End of Year Donations


To All Members of the Beth Am Family

So we are just about at the end of the first year living with the new tax law that went into effect 1/1/18. During the course of the year there were many updates, technical corrections and clarifications made. Let’s review a few of the provisions that can help you and Temple Beth Am at the same time.

First, as those of us who have attained age 70 ½ before the end of 2018, we must take “Required Minimum Distributions” (RMDs) from our various retirement accounts such as traditional IRA accounts, 401(k) accounts, etc.

Under previous tax law and carried forward into the 2018 tax law, anyone over age 70 ½ taking RMDs can make a “Qualified Charitable Distribution” (QCD) up to $100,000 annually directly from their IRA by the trustee to a qualified charity. Included in the total amount would be the RMD for the current year.

So what does all that mean for someone over 70 ½. It means simply that instead of taking your RMD personally and having to pay tax on it, you can instruct the trustee to make the direct distribution of any amount (up to $100,000 annually) DIRECTLY PAYABLE TO: Temple Beth Am The Reform Jewish Congregation of Merrick and Bellmore, Inc.

This direct contribution reduces your taxable income as it is not included at all and can be designated by you to pay your dues pledge in full along with any other fees and Kol Nidre pledges.

Another form of charitable giving that will save you money is to directly contribute appreciated stock. Yes, even with the latest ups and downs of the market many of us still have stock that has greatly appreciated in value over the years. Again, this would be a direct donation of the stock to the temple by instructing your investment advisor to make the transfer by 12/31/18. You do not sell the stock and, therefore, do not pay tax on the capital gains. Instead, you get a charitable donation on your tax return for the appreciated fair market value of the stock.

So now you’re saying “but I won’t be able to itemize anymore.” Actually, depending on the fair value of the stock along with the 10k SALT limitation and mortgage interest you may be able to.

BUT THERE’S MORE!! NYS has decoupled from the federal system. One of the provisions is that NYS does not follow the feds on itemized deductions so you will get all the deductions on your NYS tax return as in the past.
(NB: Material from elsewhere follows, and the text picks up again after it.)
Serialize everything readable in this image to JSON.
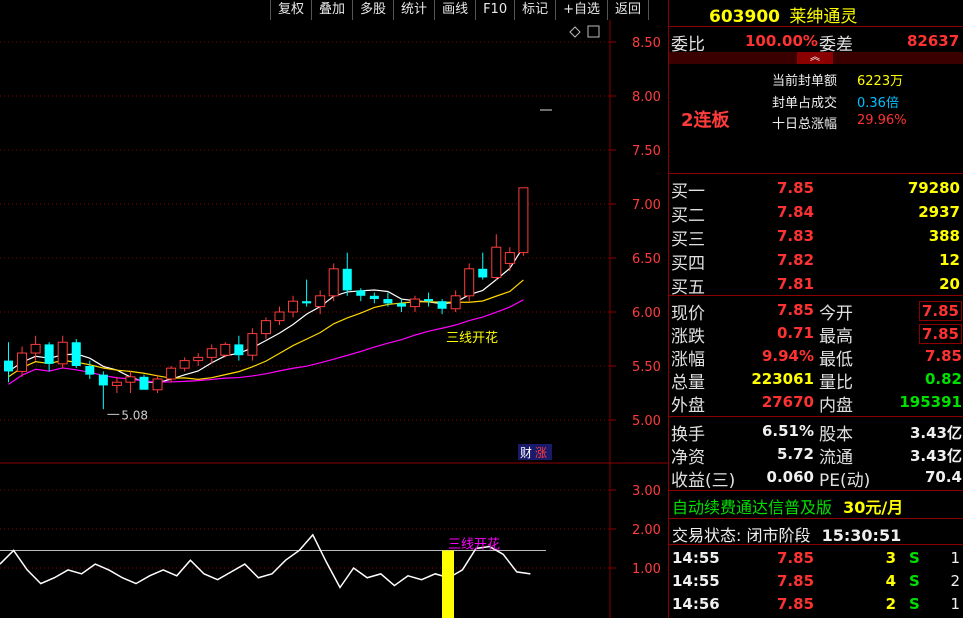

So, if you can’t itemize on your federal return you will still be able to do so on your NYS return and get the full benefit of charitable giving.

The above is not meant to be professional tax or legal advice and is based on current tax law in effect for 2018. It is highly recommended that you consult your tax advisor to determine if these are the right moves for you.

Thank you,

Jeff Newman